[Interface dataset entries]
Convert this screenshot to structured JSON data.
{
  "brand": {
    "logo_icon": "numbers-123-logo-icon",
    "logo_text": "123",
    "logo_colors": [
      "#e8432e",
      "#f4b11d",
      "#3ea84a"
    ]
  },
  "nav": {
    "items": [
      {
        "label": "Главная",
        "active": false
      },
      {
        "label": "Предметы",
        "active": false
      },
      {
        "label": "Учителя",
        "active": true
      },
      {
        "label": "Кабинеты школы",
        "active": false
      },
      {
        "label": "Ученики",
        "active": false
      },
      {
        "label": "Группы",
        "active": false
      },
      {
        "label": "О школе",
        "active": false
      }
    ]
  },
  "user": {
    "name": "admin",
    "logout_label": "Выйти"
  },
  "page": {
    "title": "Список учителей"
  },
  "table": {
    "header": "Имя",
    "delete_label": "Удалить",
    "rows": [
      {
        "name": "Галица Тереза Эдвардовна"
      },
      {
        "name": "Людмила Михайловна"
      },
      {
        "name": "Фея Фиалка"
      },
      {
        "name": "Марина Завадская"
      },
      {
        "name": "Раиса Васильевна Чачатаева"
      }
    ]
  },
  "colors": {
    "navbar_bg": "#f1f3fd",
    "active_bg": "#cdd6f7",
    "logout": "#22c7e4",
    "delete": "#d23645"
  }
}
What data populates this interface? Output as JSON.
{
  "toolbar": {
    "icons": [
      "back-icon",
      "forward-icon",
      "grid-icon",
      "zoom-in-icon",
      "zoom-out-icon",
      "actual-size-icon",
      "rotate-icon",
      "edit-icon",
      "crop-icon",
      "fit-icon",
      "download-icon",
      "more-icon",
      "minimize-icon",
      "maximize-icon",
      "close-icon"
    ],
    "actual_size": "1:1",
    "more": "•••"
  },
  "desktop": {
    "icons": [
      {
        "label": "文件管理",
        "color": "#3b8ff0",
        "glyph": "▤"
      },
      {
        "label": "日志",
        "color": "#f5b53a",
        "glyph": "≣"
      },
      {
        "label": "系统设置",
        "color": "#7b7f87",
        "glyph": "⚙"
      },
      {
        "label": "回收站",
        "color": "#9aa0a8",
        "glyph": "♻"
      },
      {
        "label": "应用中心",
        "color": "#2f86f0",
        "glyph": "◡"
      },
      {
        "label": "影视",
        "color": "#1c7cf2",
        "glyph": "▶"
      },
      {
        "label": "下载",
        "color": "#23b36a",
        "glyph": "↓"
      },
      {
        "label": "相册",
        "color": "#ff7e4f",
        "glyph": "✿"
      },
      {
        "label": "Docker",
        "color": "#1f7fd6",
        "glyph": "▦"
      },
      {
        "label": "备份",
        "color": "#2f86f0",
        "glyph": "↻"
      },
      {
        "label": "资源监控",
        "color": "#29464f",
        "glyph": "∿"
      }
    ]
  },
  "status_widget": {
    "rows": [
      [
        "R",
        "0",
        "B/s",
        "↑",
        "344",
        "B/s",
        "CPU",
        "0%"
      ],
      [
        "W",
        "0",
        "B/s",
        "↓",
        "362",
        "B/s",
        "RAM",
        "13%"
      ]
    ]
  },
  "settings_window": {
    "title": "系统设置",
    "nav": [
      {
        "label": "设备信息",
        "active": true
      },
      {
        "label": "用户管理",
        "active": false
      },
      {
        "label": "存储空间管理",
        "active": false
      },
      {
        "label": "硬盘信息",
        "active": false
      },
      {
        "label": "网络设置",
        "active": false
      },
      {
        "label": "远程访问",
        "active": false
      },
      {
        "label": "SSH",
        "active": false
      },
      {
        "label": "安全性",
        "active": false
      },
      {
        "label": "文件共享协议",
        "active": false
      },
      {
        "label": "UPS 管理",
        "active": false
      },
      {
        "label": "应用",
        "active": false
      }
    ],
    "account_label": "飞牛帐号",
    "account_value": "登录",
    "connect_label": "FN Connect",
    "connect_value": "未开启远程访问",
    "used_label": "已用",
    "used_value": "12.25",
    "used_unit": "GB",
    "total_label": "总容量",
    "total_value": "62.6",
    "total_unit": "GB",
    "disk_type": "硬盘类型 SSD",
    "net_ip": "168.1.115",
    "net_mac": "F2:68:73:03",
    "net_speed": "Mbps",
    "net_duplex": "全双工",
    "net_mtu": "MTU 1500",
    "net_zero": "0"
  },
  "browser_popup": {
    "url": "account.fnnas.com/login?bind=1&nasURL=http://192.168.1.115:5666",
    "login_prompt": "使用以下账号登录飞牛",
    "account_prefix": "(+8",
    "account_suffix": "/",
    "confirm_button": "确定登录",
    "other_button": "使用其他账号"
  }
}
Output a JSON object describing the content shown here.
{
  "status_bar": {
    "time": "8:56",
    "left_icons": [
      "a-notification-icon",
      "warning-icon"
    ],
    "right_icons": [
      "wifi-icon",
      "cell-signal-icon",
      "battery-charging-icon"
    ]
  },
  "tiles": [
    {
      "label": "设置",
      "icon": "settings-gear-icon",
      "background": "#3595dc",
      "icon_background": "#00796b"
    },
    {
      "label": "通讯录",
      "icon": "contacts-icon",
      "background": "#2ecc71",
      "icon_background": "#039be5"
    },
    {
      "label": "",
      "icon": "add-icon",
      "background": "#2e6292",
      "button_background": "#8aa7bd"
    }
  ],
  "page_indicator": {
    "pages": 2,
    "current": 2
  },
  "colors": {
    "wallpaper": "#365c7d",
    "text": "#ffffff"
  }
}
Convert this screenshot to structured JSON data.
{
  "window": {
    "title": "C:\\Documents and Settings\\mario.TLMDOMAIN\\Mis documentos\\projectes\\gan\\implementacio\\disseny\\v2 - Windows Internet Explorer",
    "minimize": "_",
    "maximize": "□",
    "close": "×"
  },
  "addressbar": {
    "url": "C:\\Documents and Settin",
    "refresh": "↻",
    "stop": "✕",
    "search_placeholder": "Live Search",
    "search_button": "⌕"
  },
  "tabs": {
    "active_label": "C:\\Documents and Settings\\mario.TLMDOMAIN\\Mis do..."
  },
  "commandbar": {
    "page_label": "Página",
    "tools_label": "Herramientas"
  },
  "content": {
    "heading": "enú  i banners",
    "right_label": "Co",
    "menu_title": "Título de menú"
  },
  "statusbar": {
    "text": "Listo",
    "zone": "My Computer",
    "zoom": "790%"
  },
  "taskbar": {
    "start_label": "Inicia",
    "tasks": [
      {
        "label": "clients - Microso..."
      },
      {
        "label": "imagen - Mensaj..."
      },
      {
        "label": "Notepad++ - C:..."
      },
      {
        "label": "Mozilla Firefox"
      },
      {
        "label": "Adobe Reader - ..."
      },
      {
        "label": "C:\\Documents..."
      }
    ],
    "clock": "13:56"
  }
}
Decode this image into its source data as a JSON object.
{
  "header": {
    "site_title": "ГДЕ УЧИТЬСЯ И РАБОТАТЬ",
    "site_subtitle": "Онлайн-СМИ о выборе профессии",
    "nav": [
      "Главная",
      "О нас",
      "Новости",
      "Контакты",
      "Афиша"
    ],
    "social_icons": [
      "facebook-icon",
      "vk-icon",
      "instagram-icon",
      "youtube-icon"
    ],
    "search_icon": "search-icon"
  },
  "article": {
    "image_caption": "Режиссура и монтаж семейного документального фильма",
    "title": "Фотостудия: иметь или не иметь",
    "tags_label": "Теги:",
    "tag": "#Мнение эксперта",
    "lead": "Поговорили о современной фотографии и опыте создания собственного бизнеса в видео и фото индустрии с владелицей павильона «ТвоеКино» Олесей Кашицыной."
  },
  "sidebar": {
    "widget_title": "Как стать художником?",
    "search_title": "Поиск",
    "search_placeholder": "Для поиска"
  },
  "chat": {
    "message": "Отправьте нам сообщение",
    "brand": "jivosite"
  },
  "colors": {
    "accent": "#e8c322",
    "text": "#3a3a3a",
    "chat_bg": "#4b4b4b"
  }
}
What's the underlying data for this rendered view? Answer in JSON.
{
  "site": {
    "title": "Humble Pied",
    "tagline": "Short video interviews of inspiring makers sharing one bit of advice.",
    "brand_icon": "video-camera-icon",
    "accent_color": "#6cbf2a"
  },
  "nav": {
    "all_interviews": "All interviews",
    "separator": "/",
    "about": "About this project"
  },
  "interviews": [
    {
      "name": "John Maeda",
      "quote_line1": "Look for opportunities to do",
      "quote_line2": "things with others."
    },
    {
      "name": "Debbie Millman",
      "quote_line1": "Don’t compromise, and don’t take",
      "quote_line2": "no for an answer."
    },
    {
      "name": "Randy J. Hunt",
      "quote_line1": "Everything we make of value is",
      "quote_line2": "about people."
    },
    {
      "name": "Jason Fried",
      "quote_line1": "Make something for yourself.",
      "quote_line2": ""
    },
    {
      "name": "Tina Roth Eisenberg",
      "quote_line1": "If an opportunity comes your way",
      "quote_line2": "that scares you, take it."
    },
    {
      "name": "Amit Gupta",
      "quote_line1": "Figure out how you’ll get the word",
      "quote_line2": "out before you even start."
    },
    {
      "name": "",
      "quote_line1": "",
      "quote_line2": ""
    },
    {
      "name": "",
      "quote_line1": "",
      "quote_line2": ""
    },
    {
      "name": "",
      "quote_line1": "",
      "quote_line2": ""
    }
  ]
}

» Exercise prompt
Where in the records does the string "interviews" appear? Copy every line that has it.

» Reply
    "tagline": "Short video interviews of inspiring makers sharing one bit of advice.",
    "all_interviews": "All interviews",
  "interviews": [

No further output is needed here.